**TASK OBJECTIVE**
Each line of the data below that contains "ASTAR" must be copied.
[[ MATERIAL SUPPLIED, beginning ]]
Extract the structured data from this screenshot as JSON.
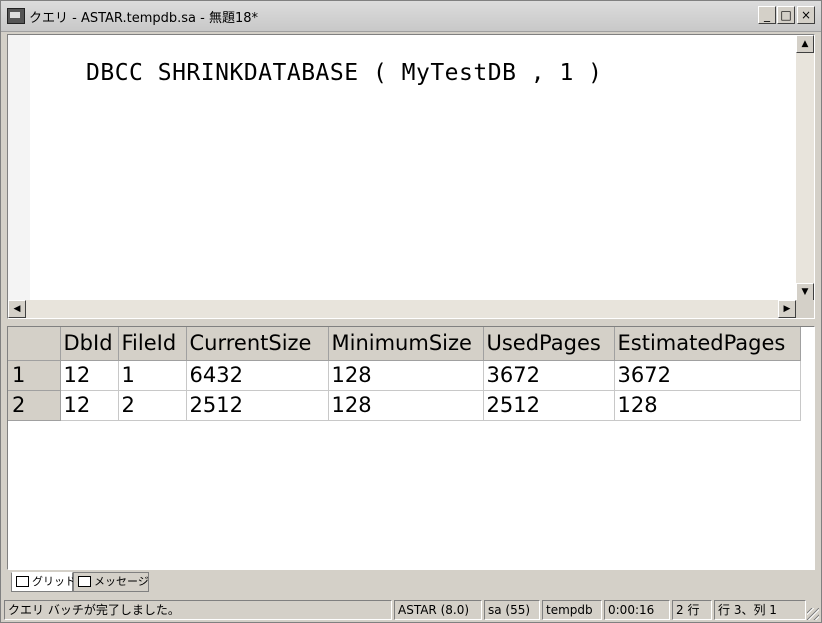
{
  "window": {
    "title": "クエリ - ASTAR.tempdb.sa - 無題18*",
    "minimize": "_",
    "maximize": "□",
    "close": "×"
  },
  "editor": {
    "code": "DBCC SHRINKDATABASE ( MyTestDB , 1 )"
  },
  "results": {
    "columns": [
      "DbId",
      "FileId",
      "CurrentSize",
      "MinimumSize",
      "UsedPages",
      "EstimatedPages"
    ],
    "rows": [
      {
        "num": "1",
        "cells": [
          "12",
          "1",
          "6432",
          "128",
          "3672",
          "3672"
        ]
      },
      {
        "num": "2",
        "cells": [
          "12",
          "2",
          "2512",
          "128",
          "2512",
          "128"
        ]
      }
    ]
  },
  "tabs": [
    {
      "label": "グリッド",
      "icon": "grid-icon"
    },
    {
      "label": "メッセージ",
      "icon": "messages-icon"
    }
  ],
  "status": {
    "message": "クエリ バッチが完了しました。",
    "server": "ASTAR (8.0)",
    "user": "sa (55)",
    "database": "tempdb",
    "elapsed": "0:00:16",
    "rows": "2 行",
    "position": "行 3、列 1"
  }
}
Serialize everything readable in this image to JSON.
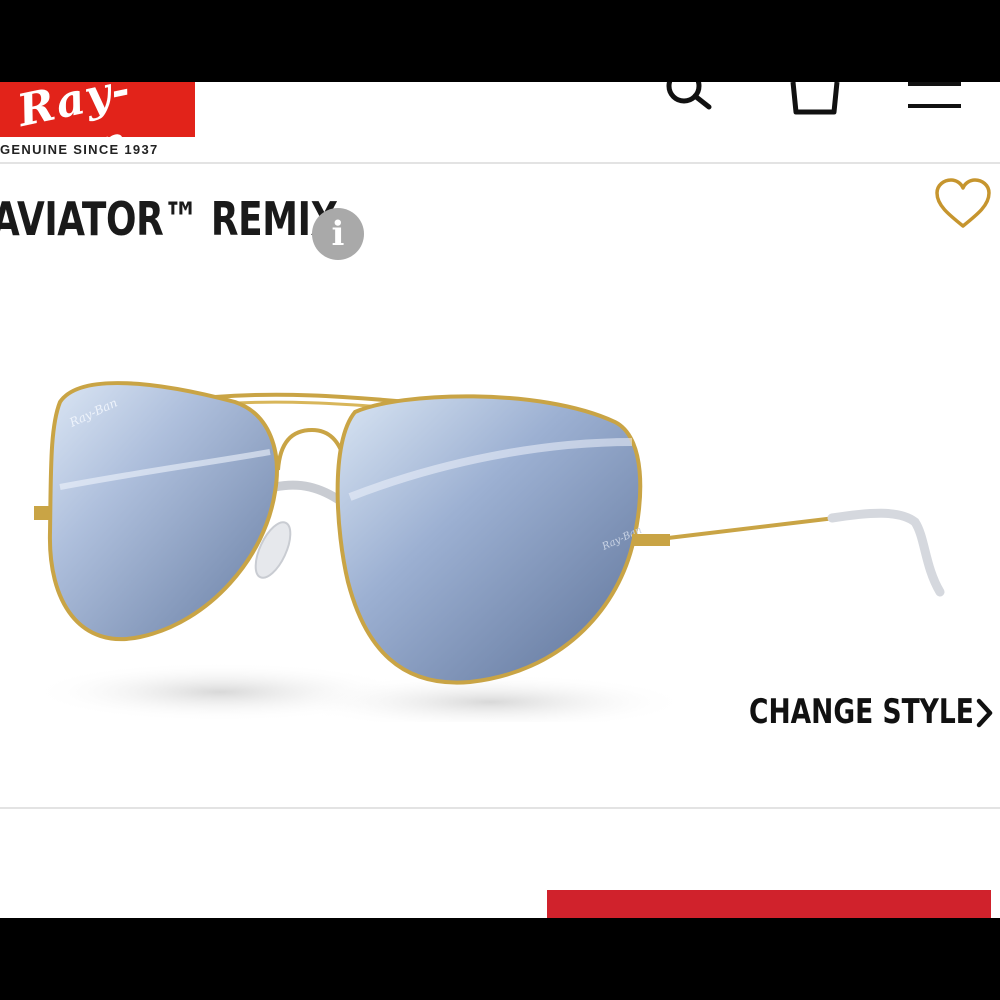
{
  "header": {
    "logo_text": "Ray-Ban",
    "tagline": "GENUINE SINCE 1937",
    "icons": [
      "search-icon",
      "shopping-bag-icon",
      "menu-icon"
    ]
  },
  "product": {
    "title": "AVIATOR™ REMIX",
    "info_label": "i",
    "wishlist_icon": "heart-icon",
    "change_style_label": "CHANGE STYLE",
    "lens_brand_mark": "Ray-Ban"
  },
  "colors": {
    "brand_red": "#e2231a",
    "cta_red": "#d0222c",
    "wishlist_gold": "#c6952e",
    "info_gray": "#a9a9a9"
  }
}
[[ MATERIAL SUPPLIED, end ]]
**RESPONSE TO THE TASK**
    "title": "クエリ - ASTAR.tempdb.sa - 無題18*",
    "server": "ASTAR (8.0)",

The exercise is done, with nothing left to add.